YOUR GOAL: Without carrying over a single picture, write out the records below exactly.

RECORDS SHOWN:
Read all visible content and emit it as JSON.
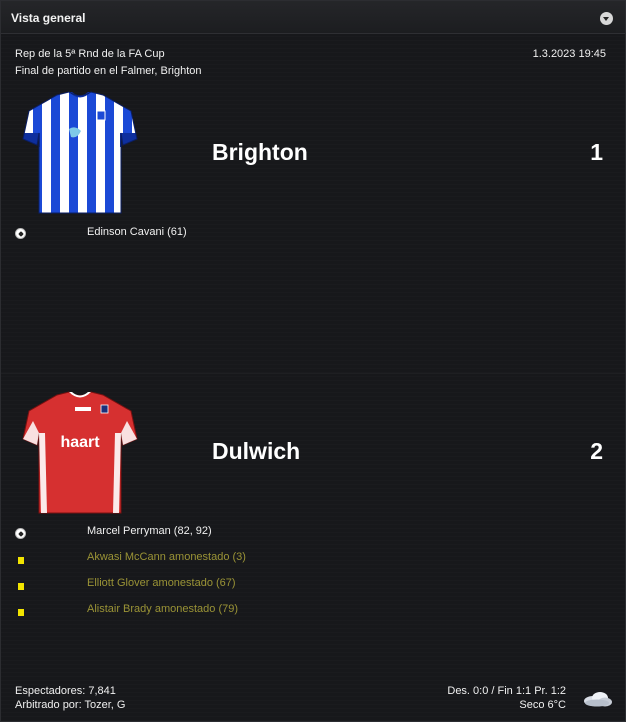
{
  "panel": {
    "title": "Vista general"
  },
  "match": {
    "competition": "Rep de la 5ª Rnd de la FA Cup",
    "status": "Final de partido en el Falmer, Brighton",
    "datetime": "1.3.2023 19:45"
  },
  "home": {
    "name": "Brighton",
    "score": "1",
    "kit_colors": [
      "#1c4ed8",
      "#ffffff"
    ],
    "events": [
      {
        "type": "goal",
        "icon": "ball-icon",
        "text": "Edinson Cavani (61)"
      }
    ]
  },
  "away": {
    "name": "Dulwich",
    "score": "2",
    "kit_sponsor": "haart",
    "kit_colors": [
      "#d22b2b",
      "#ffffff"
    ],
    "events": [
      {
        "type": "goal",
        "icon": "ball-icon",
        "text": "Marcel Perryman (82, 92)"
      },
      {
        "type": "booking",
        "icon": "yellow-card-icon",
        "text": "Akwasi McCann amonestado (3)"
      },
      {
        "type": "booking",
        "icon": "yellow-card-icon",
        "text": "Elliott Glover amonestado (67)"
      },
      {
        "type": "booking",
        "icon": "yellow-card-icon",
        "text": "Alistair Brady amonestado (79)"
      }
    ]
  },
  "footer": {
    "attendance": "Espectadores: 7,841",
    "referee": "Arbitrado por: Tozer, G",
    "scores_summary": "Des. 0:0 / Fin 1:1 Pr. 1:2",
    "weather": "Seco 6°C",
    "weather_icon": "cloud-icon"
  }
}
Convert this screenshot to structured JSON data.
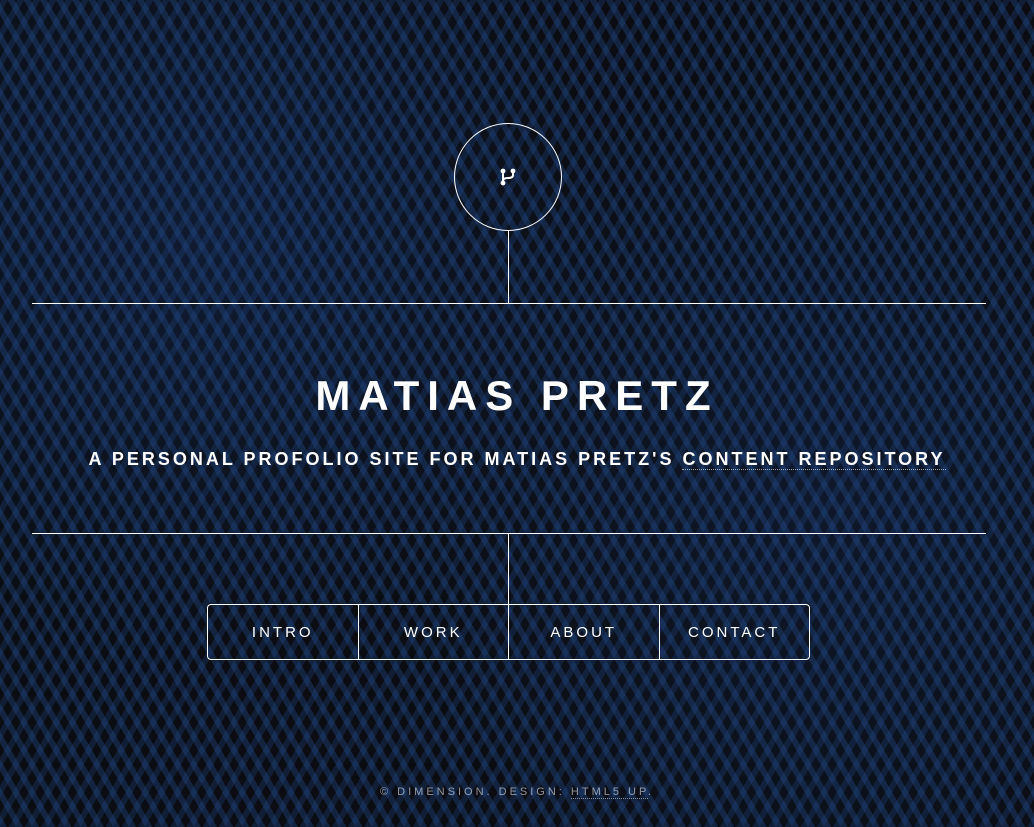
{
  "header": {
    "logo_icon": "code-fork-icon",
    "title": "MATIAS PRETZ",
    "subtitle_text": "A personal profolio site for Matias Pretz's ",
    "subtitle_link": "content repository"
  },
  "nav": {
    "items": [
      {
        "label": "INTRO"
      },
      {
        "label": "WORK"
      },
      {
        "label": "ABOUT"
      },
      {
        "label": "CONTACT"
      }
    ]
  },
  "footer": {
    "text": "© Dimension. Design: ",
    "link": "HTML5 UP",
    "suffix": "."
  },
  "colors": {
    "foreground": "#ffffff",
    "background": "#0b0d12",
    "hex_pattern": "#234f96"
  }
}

ANSWER BOX:
Read all visible content and emit it as JSON.
{
  "panel": {
    "title": "Vista general"
  },
  "match": {
    "competition": "Rep de la 5ª Rnd de la FA Cup",
    "status": "Final de partido en el Falmer, Brighton",
    "datetime": "1.3.2023 19:45"
  },
  "home": {
    "name": "Brighton",
    "score": "1",
    "kit_colors": [
      "#1c4ed8",
      "#ffffff"
    ],
    "events": [
      {
        "type": "goal",
        "icon": "ball-icon",
        "text": "Edinson Cavani (61)"
      }
    ]
  },
  "away": {
    "name": "Dulwich",
    "score": "2",
    "kit_sponsor": "haart",
    "kit_colors": [
      "#d22b2b",
      "#ffffff"
    ],
    "events": [
      {
        "type": "goal",
        "icon": "ball-icon",
        "text": "Marcel Perryman (82, 92)"
      },
      {
        "type": "booking",
        "icon": "yellow-card-icon",
        "text": "Akwasi McCann amonestado (3)"
      },
      {
        "type": "booking",
        "icon": "yellow-card-icon",
        "text": "Elliott Glover amonestado (67)"
      },
      {
        "type": "booking",
        "icon": "yellow-card-icon",
        "text": "Alistair Brady amonestado (79)"
      }
    ]
  },
  "footer": {
    "attendance": "Espectadores: 7,841",
    "referee": "Arbitrado por: Tozer, G",
    "scores_summary": "Des. 0:0 / Fin 1:1 Pr. 1:2",
    "weather": "Seco 6°C",
    "weather_icon": "cloud-icon"
  }
}
Convert this screenshot to structured JSON data.
{
  "header": {
    "logo_icon": "code-fork-icon",
    "title": "MATIAS PRETZ",
    "subtitle_text": "A personal profolio site for Matias Pretz's ",
    "subtitle_link": "content repository"
  },
  "nav": {
    "items": [
      {
        "label": "INTRO"
      },
      {
        "label": "WORK"
      },
      {
        "label": "ABOUT"
      },
      {
        "label": "CONTACT"
      }
    ]
  },
  "footer": {
    "text": "© Dimension. Design: ",
    "link": "HTML5 UP",
    "suffix": "."
  },
  "colors": {
    "foreground": "#ffffff",
    "background": "#0b0d12",
    "hex_pattern": "#234f96"
  }
}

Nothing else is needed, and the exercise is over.